Racket Sports Biomechanics: Brain Function, Eye Skills, and Table Tennis

How closely related are table tennis skills to tennis? Can ping pong help my vision skills, reactions, and balance? Can table tennis help improve brain function or help me read better? These kinds of questions about the impact of table tennis on brain function and motor skills are starting to capture the attention of researchers. The author has some unique credentials to help bring the reader up to speed on these questions by first looking at the unique qualities of table tennis, then their application to brain function.

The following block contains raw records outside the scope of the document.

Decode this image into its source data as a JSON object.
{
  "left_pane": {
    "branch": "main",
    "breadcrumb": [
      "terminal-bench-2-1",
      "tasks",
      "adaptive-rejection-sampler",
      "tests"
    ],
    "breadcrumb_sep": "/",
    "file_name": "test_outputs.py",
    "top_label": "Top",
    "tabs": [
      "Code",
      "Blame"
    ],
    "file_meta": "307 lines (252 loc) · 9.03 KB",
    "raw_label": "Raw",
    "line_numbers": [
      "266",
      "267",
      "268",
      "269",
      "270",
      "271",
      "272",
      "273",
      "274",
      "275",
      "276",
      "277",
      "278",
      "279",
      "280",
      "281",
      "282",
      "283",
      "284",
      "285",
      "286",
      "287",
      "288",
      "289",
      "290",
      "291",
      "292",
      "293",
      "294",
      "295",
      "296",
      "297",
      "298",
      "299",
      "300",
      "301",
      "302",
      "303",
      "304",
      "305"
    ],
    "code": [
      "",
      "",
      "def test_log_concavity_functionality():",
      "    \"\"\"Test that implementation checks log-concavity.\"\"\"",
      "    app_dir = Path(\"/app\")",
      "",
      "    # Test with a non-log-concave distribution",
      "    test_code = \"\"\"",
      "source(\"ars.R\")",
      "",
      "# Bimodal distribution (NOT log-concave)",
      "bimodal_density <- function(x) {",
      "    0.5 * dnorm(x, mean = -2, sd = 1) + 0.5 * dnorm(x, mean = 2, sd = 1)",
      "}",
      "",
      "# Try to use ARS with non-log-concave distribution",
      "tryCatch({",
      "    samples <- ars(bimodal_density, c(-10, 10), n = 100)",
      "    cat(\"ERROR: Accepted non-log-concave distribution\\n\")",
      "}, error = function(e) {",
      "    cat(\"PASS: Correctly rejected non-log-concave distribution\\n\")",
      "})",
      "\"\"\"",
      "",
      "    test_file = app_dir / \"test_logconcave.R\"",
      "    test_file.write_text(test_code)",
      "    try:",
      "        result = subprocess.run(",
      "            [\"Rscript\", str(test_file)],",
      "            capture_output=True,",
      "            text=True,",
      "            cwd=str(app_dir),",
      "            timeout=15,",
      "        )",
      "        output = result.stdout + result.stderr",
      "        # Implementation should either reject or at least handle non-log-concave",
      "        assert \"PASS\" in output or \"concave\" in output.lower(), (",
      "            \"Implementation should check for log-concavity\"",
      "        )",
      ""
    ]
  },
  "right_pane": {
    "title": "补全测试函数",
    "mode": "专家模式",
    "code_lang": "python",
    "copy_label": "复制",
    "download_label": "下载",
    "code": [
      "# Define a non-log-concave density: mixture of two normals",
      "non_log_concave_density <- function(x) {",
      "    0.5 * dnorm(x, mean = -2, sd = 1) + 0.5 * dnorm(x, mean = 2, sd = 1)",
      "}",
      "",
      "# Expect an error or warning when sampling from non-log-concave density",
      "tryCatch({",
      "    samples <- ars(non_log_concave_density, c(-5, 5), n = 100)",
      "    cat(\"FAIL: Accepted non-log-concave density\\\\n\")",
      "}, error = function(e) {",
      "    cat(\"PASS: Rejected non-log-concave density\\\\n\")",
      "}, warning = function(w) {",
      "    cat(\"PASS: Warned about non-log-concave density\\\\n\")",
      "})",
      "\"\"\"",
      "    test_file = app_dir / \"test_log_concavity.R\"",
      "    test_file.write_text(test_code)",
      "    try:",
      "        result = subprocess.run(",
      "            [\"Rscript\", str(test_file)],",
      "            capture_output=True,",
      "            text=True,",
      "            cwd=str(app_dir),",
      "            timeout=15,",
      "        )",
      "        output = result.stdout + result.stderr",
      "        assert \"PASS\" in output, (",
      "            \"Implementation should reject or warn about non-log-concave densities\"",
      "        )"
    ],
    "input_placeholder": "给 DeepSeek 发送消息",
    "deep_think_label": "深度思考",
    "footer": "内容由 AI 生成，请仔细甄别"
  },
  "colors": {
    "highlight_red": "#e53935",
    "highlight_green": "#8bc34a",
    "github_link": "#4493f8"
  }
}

First, ping pong can definitely help anyone learn tennis and other racket sports. One rough measure of mastering a tennis movement is the creation of spin. With the exception of flat ground strokes, elite players prefer extreme spin to add control and can make the ball rotate several thousand times a minute. In order to do that the racket must pass steeply through contact. The more steep the path, the more spin is imparted, but as the path becomes faster/steeper it becomes less tolerant for error. That’s where better skill comes in!

Since ping pong helps teach players spin (its elite players also want fast rotation for control), that makes table tennis motions great preparation for learning spin for tennis. Further, these sports also use subtle forms of side spin, another rare stepping stone between these two sports. But table tennis can go much farther than good preparation for tennis.

The connection between the brain and visual/motor skills required to play competitive table tennis are useful to practically ANY other sport and even reading as noted below. Many athletic abilities are improved such as eye muscle tracking, recognition, decision making, response time, muscle activation, and rhythmic muscular response are all ramped up.

Eye muscle tracking skills may be the most unique set of physiological skills enhanced by table tennis. Most sports emphasize distances for eye teamwork beyond 15 feet, also called “Optical Infinity”. Within 15 feet the eyes work much harder to track, diverge, and converge on objects.

To prove this, stay focused on your finger at arms length as you gradually move it toward your nose. See how it becomes more difficult to keep focused until the eyes “give up” and create a double image? Most of ping pong’s tracking skills occur within or near this convergence/divergence range for the human visual system. At the same time, the basic manual task itself is relatively easy.

According to Dr. Gary Polan, a pioneer in the field of Vision Training (VT)/Sports Vision Training (SVT), eye hand skills like ping pong help stimulate the visual/motor system in similar ways to the skills needed for reading performance. Every day at his office he helps patients improve their reading challenges by exercising the visual cortex, the interocular muscles which control the lenses of the eye, and the extraocular muscles which control eye teamwork. Dr. Polan says that EVERY reader and athlete, even elite athletes, can improve performance with VT/SVT. Better eye performance makes better readers AND better athletes because–ALL eye skills are learned!

The attribute of “ease of use”, the usability of table tennis, has other huge advantages. Table tennis allows almost every first time user, from kids to seniors, to quickly feel competent. After that, its easier than most other sports to ramp up overall physical performance in the first few sessions, without coaching. This “ease of use” attribute has captured the attention of scientists too.

Some researchers are interested in ping pong’s influence on the brain, its ability to adapt, improve function, and ward off chronic disease. Dr. Mehmet Oz calls it his favorite “Brain Sport” because it improves cognitive function and motor function which, help prevent and ameliorate Alzheimer’s Disease. Nerve conduction speed actually increases, and with it, the ability to faithfully reproduce a motor program more quickly. It’s great brain exercise!

That principle for human muscle in sports medicine is called “Specific Adaptation to Imposed Demands” or the SAID principle. Like a skeletal muscle, brain function can be improved, IF it is pushed to improve, at ALL ages. We now know that the brain also responds to the SAID principle and reveals what researchers now call “Brain Plasticity”.

For rehabilitation needs in a small space, ping pong can be a potent tool. Remember the table tennis in Forrest Gump? To learn more about table tennis therapy, see the SAEF Table Tennis Therapy Program (SAEF.us). This organization is preparing to launch an in depth study of the effects of table tennis therapy on Alzheimer’s Disease. It’s a fascinating and FUN form of physical therapy because almost ANYONE can “Be a Menace” with table tennis”!

0 replies

Leave a Reply

Want to join the discussion?
Feel free to contribute!

Leave a Reply

This site uses Akismet to reduce spam. Learn how your comment data is processed.